--- YOUR TASK ---
Copy out each line from the material where the word "value" is found.

--- SOURCE INFORMATION ---

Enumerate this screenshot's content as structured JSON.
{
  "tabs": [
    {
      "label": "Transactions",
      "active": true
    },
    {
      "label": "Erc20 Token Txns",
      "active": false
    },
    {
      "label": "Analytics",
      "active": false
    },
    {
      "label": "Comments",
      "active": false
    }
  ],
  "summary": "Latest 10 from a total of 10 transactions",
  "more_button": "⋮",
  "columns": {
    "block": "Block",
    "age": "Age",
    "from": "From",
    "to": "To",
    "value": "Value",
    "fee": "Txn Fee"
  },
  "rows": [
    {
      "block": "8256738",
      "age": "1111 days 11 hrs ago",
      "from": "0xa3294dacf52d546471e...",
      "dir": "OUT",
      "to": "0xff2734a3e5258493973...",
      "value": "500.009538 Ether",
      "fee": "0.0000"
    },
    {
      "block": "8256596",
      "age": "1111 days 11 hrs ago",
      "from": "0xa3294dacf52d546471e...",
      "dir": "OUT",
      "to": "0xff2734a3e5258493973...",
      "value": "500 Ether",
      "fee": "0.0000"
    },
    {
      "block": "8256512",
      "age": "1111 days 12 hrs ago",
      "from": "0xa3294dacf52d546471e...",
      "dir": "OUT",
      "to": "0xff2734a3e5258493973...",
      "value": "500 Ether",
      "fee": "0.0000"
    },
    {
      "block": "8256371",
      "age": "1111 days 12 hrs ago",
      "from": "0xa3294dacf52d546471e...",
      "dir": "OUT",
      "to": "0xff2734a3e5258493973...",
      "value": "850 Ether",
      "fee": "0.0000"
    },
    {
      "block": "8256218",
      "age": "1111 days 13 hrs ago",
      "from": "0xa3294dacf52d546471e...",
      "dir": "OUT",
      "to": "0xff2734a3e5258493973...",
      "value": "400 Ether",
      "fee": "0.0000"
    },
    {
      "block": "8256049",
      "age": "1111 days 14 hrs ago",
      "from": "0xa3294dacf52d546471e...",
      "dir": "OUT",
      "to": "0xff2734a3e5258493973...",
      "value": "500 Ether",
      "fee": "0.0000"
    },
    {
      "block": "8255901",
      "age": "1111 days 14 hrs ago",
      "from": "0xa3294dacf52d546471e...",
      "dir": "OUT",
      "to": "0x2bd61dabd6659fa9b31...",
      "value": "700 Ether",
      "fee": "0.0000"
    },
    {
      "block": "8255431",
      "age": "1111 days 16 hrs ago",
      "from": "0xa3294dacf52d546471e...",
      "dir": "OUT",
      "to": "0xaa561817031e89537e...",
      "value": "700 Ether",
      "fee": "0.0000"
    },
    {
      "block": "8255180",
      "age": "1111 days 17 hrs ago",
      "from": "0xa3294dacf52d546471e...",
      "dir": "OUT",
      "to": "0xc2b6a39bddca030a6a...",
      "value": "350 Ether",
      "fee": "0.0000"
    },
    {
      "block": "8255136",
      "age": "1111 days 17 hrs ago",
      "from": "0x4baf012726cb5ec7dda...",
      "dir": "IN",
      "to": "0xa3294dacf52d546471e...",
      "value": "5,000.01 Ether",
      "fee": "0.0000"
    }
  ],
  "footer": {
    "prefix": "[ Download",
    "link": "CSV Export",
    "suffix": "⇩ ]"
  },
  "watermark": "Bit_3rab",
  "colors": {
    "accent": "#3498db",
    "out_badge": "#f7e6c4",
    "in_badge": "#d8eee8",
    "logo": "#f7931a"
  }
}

--- ANSWER AREA ---
    "value": "Value",
      "value": "500.009538 Ether",
      "value": "500 Ether",
      "value": "500 Ether",
      "value": "850 Ether",
      "value": "400 Ether",
      "value": "500 Ether",
      "value": "700 Ether",
      "value": "700 Ether",
      "value": "350 Ether",
      "value": "5,000.01 Ether",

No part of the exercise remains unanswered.